"It actually helps them understand, and so they engage with content underneath, too," he added. "In fact, if you put content and links within AI Overviews, they get higher clickthrough rates than if you put it outside of AI Overviews."

We'll have to wait and see whether Pichai's opinion of AI overviews turns out to be correct. For now, we can only look at the unexpected drops of organic traffic from Google Search that have hit publishers hard in recent months. Many sites, especially independent ones, have downsized or shuttered altogether due to changes in Google Search rankings. If web traffic continues to drop thanks to AI overviews, it could doom more sites. 

Cutting out publishers hurts Google and AI  development in the long run

Reading Android Central on the Samsung Galaxy Tab S9 Ultra

(Image credit: Nicholas Sutrich / Android Central)

At one point, it seemed like Google and online website hosts wanted the same thing and had the same goals. When website owners saw traffic, both Google and the sites earned money from advertisements. Somewhere along the way, the goals of Google and publishers drifted apart from each other. Now, the rollout of AI overviews is the latest example of Google focusing on its own strategies with little regard for the websites it depends on. 

Generative AI might make it seem like Google is less reliant on publishers and creatives than ever, but the opposite is true. If the company goes all-in on AI overviews and SGE, it'll need publishers to keep churning out content to advance AI models and provide new information to summarize. Without incentivizing people to keep creating on the web, Google could be left without ad revenue and knowledgable AI models. 

Brady Snyder

Brady is a tech journalist covering news at Android Central. He has spent the last two years reporting and commenting on all things related to consumer technology for various publications. Brady graduated from St. John's University in 2023 with a bachelor's degree in journalism. When he isn't experimenting with the latest tech, you can find Brady running or watching sports.

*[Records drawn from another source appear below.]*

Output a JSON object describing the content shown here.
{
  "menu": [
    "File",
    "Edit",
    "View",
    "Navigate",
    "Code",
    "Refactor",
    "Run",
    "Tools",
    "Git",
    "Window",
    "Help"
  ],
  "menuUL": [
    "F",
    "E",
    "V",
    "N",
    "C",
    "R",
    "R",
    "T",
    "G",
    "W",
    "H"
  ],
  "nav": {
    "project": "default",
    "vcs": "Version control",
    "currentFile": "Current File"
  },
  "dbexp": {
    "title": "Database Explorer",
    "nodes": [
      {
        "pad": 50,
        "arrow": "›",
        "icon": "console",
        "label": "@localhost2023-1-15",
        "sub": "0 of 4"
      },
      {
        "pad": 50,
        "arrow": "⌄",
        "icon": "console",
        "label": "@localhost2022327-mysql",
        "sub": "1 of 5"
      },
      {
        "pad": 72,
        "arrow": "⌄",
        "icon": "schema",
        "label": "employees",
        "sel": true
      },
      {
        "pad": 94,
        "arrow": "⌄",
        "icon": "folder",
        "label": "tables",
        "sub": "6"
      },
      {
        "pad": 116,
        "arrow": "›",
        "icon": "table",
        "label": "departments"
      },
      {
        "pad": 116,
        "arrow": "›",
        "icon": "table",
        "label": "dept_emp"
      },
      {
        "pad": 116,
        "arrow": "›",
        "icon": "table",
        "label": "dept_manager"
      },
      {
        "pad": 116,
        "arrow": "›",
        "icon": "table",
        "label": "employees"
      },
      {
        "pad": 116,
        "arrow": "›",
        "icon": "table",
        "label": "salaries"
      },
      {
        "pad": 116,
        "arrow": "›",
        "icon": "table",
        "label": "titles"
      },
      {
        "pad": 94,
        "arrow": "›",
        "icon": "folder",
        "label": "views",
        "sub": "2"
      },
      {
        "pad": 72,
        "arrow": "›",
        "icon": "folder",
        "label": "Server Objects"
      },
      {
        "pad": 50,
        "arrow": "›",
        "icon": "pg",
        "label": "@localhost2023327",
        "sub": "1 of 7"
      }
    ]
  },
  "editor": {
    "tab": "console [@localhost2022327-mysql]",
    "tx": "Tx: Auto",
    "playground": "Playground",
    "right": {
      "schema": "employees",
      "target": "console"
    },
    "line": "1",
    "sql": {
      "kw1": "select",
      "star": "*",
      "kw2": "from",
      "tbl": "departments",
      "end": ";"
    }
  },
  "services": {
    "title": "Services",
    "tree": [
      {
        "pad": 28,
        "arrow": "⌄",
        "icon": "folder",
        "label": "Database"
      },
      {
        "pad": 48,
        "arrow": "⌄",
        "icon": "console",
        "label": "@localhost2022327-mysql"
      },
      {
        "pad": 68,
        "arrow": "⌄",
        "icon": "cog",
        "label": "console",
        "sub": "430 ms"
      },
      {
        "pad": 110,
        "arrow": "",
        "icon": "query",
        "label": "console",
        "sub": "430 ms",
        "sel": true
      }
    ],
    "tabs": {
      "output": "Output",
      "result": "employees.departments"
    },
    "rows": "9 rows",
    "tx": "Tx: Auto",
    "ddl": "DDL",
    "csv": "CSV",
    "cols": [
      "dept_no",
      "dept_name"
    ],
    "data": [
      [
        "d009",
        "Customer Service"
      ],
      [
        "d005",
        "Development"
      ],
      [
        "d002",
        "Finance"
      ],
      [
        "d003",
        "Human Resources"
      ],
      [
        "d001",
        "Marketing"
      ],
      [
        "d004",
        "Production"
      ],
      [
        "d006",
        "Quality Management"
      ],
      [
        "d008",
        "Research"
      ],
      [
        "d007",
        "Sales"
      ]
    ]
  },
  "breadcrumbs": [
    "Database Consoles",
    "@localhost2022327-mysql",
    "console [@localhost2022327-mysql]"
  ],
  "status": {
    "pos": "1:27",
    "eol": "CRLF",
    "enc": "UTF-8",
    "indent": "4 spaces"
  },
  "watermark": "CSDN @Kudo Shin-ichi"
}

  • Mooncatt
    I doubt this will be much an issue. I think most people scroll right on by those bad overviews to find the actual info.